◆ **Task instructions**:
Give back every record word for word, but keep the pictures out.
┏━━
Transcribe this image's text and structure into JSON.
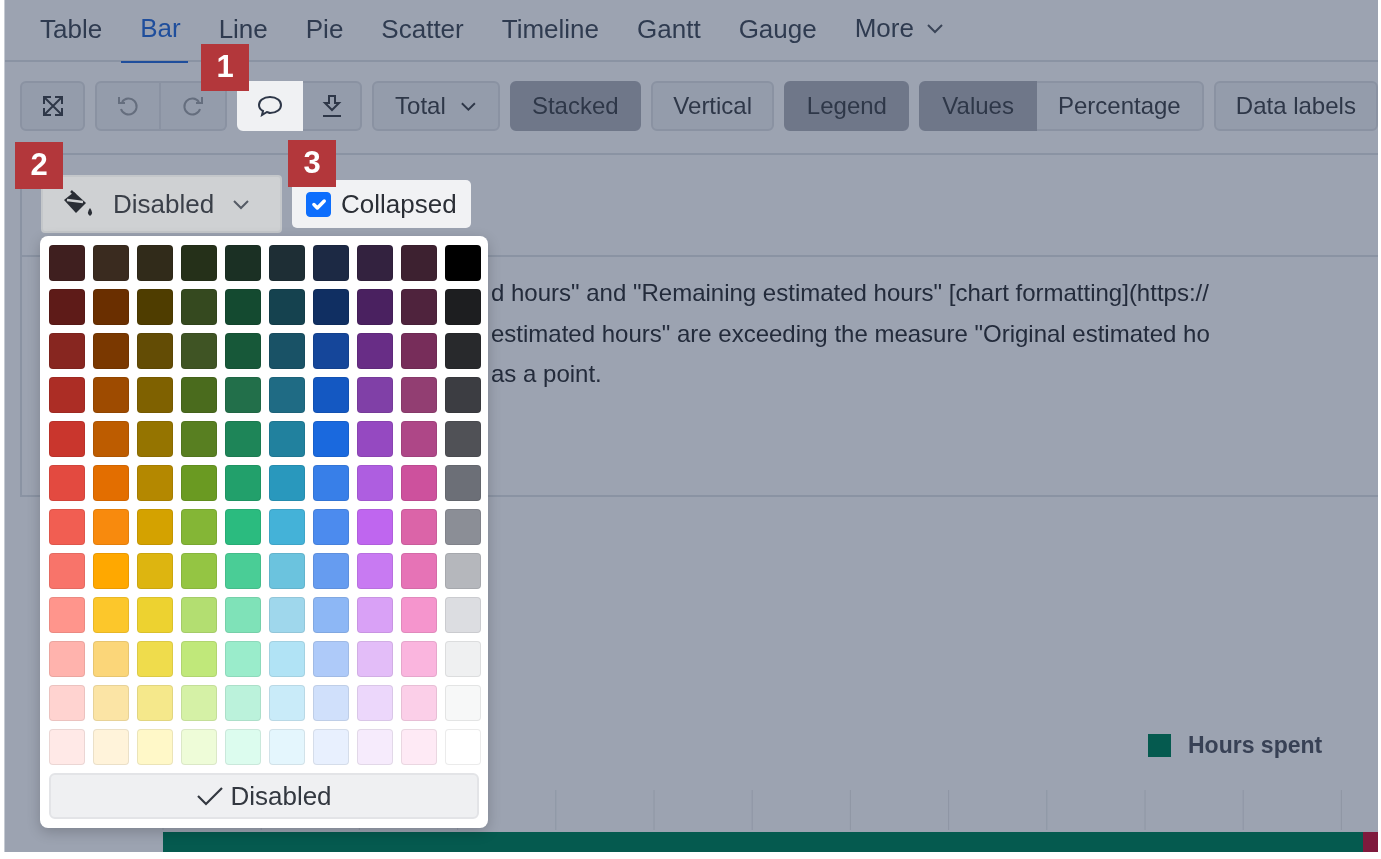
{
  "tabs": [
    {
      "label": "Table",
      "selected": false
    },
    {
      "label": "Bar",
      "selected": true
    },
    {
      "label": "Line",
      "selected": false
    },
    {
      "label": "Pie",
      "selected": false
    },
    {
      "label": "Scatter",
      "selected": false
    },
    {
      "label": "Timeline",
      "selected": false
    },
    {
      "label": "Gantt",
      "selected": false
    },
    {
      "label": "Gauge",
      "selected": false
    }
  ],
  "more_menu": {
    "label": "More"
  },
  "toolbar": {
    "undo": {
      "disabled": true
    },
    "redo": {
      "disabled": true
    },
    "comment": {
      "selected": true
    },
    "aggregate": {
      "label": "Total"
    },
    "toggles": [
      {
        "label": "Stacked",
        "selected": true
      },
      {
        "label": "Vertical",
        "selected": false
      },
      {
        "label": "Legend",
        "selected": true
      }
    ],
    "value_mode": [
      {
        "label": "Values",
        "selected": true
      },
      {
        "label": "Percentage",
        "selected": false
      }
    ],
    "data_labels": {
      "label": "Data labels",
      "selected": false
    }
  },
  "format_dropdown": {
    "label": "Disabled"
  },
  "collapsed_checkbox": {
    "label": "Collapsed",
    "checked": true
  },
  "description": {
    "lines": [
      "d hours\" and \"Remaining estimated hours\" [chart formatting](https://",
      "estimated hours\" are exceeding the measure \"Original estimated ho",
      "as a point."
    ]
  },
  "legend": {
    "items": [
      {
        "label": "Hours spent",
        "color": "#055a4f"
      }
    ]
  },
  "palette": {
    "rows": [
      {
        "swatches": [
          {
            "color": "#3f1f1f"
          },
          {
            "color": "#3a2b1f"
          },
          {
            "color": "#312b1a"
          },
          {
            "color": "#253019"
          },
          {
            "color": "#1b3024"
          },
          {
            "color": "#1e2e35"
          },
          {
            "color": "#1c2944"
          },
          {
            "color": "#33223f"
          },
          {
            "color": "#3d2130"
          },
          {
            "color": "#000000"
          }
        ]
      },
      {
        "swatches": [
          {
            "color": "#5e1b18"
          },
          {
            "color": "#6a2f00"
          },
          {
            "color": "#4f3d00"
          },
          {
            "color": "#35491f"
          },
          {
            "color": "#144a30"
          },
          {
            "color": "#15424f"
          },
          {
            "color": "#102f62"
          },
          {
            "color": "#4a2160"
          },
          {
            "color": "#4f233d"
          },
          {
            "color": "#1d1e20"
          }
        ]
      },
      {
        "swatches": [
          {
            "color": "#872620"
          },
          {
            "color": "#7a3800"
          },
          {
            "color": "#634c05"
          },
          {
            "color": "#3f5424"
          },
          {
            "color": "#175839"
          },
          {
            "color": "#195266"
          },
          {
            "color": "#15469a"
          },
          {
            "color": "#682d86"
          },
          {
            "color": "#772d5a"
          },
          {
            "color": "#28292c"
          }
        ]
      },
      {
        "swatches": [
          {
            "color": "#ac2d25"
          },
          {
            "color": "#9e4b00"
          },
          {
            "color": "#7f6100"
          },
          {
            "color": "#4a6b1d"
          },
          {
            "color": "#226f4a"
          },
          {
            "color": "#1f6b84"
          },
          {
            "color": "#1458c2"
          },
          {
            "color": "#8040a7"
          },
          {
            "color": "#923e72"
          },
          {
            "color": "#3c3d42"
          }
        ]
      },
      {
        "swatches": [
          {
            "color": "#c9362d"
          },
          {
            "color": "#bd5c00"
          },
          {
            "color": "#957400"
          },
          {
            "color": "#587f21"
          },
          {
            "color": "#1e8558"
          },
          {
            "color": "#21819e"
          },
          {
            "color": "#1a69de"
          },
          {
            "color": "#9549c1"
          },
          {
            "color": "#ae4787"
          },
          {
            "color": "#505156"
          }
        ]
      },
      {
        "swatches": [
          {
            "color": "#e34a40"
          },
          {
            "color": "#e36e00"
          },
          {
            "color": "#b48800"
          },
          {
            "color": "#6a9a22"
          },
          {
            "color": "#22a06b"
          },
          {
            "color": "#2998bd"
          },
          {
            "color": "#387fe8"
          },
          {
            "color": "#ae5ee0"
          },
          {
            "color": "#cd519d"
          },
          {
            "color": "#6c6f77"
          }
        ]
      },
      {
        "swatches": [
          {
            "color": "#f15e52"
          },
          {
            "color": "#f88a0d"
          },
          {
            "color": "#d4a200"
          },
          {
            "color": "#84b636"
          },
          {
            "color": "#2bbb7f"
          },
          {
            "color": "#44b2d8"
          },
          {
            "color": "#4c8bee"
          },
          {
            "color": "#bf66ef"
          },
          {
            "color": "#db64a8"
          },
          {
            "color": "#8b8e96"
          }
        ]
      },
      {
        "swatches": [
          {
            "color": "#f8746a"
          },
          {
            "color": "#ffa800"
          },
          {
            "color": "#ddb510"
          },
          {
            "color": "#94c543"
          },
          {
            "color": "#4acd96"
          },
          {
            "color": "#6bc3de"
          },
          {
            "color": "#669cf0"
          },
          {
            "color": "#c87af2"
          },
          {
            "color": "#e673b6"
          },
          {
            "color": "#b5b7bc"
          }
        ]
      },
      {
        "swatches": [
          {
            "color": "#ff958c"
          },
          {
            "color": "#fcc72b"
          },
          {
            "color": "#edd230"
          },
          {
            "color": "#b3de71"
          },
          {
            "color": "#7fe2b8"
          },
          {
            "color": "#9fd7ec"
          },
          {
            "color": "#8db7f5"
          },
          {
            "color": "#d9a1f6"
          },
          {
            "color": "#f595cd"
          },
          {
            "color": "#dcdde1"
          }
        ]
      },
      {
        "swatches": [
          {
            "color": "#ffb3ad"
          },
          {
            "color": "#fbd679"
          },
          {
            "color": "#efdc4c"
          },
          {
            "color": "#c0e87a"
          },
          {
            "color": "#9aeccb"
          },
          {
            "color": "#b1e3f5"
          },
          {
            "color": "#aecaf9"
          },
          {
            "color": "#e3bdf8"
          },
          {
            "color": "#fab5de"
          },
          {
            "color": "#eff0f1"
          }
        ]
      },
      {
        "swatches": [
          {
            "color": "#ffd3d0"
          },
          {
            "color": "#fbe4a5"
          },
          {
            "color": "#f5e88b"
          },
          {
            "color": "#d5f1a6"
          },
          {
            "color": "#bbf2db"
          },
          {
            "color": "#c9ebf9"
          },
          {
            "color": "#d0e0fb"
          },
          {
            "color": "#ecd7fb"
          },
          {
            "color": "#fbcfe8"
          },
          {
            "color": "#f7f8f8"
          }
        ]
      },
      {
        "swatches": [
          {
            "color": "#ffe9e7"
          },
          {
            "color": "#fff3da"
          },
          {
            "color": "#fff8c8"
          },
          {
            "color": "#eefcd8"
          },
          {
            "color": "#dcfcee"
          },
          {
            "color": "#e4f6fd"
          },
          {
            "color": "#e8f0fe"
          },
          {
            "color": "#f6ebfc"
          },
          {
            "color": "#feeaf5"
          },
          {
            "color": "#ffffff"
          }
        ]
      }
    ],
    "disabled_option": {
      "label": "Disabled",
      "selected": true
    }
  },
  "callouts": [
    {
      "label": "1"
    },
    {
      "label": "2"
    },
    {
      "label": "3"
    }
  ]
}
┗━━
◆ **The answer**:
Transcribe this image's text and structure into JSON.
{
  "tabs": [
    {
      "label": "Table",
      "selected": false
    },
    {
      "label": "Bar",
      "selected": true
    },
    {
      "label": "Line",
      "selected": false
    },
    {
      "label": "Pie",
      "selected": false
    },
    {
      "label": "Scatter",
      "selected": false
    },
    {
      "label": "Timeline",
      "selected": false
    },
    {
      "label": "Gantt",
      "selected": false
    },
    {
      "label": "Gauge",
      "selected": false
    }
  ],
  "more_menu": {
    "label": "More"
  },
  "toolbar": {
    "undo": {
      "disabled": true
    },
    "redo": {
      "disabled": true
    },
    "comment": {
      "selected": true
    },
    "aggregate": {
      "label": "Total"
    },
    "toggles": [
      {
        "label": "Stacked",
        "selected": true
      },
      {
        "label": "Vertical",
        "selected": false
      },
      {
        "label": "Legend",
        "selected": true
      }
    ],
    "value_mode": [
      {
        "label": "Values",
        "selected": true
      },
      {
        "label": "Percentage",
        "selected": false
      }
    ],
    "data_labels": {
      "label": "Data labels",
      "selected": false
    }
  },
  "format_dropdown": {
    "label": "Disabled"
  },
  "collapsed_checkbox": {
    "label": "Collapsed",
    "checked": true
  },
  "description": {
    "lines": [
      "d hours\" and \"Remaining estimated hours\" [chart formatting](https://",
      "estimated hours\" are exceeding the measure \"Original estimated ho",
      "as a point."
    ]
  },
  "legend": {
    "items": [
      {
        "label": "Hours spent",
        "color": "#055a4f"
      }
    ]
  },
  "palette": {
    "rows": [
      {
        "swatches": [
          {
            "color": "#3f1f1f"
          },
          {
            "color": "#3a2b1f"
          },
          {
            "color": "#312b1a"
          },
          {
            "color": "#253019"
          },
          {
            "color": "#1b3024"
          },
          {
            "color": "#1e2e35"
          },
          {
            "color": "#1c2944"
          },
          {
            "color": "#33223f"
          },
          {
            "color": "#3d2130"
          },
          {
            "color": "#000000"
          }
        ]
      },
      {
        "swatches": [
          {
            "color": "#5e1b18"
          },
          {
            "color": "#6a2f00"
          },
          {
            "color": "#4f3d00"
          },
          {
            "color": "#35491f"
          },
          {
            "color": "#144a30"
          },
          {
            "color": "#15424f"
          },
          {
            "color": "#102f62"
          },
          {
            "color": "#4a2160"
          },
          {
            "color": "#4f233d"
          },
          {
            "color": "#1d1e20"
          }
        ]
      },
      {
        "swatches": [
          {
            "color": "#872620"
          },
          {
            "color": "#7a3800"
          },
          {
            "color": "#634c05"
          },
          {
            "color": "#3f5424"
          },
          {
            "color": "#175839"
          },
          {
            "color": "#195266"
          },
          {
            "color": "#15469a"
          },
          {
            "color": "#682d86"
          },
          {
            "color": "#772d5a"
          },
          {
            "color": "#28292c"
          }
        ]
      },
      {
        "swatches": [
          {
            "color": "#ac2d25"
          },
          {
            "color": "#9e4b00"
          },
          {
            "color": "#7f6100"
          },
          {
            "color": "#4a6b1d"
          },
          {
            "color": "#226f4a"
          },
          {
            "color": "#1f6b84"
          },
          {
            "color": "#1458c2"
          },
          {
            "color": "#8040a7"
          },
          {
            "color": "#923e72"
          },
          {
            "color": "#3c3d42"
          }
        ]
      },
      {
        "swatches": [
          {
            "color": "#c9362d"
          },
          {
            "color": "#bd5c00"
          },
          {
            "color": "#957400"
          },
          {
            "color": "#587f21"
          },
          {
            "color": "#1e8558"
          },
          {
            "color": "#21819e"
          },
          {
            "color": "#1a69de"
          },
          {
            "color": "#9549c1"
          },
          {
            "color": "#ae4787"
          },
          {
            "color": "#505156"
          }
        ]
      },
      {
        "swatches": [
          {
            "color": "#e34a40"
          },
          {
            "color": "#e36e00"
          },
          {
            "color": "#b48800"
          },
          {
            "color": "#6a9a22"
          },
          {
            "color": "#22a06b"
          },
          {
            "color": "#2998bd"
          },
          {
            "color": "#387fe8"
          },
          {
            "color": "#ae5ee0"
          },
          {
            "color": "#cd519d"
          },
          {
            "color": "#6c6f77"
          }
        ]
      },
      {
        "swatches": [
          {
            "color": "#f15e52"
          },
          {
            "color": "#f88a0d"
          },
          {
            "color": "#d4a200"
          },
          {
            "color": "#84b636"
          },
          {
            "color": "#2bbb7f"
          },
          {
            "color": "#44b2d8"
          },
          {
            "color": "#4c8bee"
          },
          {
            "color": "#bf66ef"
          },
          {
            "color": "#db64a8"
          },
          {
            "color": "#8b8e96"
          }
        ]
      },
      {
        "swatches": [
          {
            "color": "#f8746a"
          },
          {
            "color": "#ffa800"
          },
          {
            "color": "#ddb510"
          },
          {
            "color": "#94c543"
          },
          {
            "color": "#4acd96"
          },
          {
            "color": "#6bc3de"
          },
          {
            "color": "#669cf0"
          },
          {
            "color": "#c87af2"
          },
          {
            "color": "#e673b6"
          },
          {
            "color": "#b5b7bc"
          }
        ]
      },
      {
        "swatches": [
          {
            "color": "#ff958c"
          },
          {
            "color": "#fcc72b"
          },
          {
            "color": "#edd230"
          },
          {
            "color": "#b3de71"
          },
          {
            "color": "#7fe2b8"
          },
          {
            "color": "#9fd7ec"
          },
          {
            "color": "#8db7f5"
          },
          {
            "color": "#d9a1f6"
          },
          {
            "color": "#f595cd"
          },
          {
            "color": "#dcdde1"
          }
        ]
      },
      {
        "swatches": [
          {
            "color": "#ffb3ad"
          },
          {
            "color": "#fbd679"
          },
          {
            "color": "#efdc4c"
          },
          {
            "color": "#c0e87a"
          },
          {
            "color": "#9aeccb"
          },
          {
            "color": "#b1e3f5"
          },
          {
            "color": "#aecaf9"
          },
          {
            "color": "#e3bdf8"
          },
          {
            "color": "#fab5de"
          },
          {
            "color": "#eff0f1"
          }
        ]
      },
      {
        "swatches": [
          {
            "color": "#ffd3d0"
          },
          {
            "color": "#fbe4a5"
          },
          {
            "color": "#f5e88b"
          },
          {
            "color": "#d5f1a6"
          },
          {
            "color": "#bbf2db"
          },
          {
            "color": "#c9ebf9"
          },
          {
            "color": "#d0e0fb"
          },
          {
            "color": "#ecd7fb"
          },
          {
            "color": "#fbcfe8"
          },
          {
            "color": "#f7f8f8"
          }
        ]
      },
      {
        "swatches": [
          {
            "color": "#ffe9e7"
          },
          {
            "color": "#fff3da"
          },
          {
            "color": "#fff8c8"
          },
          {
            "color": "#eefcd8"
          },
          {
            "color": "#dcfcee"
          },
          {
            "color": "#e4f6fd"
          },
          {
            "color": "#e8f0fe"
          },
          {
            "color": "#f6ebfc"
          },
          {
            "color": "#feeaf5"
          },
          {
            "color": "#ffffff"
          }
        ]
      }
    ],
    "disabled_option": {
      "label": "Disabled",
      "selected": true
    }
  },
  "callouts": [
    {
      "label": "1"
    },
    {
      "label": "2"
    },
    {
      "label": "3"
    }
  ]
}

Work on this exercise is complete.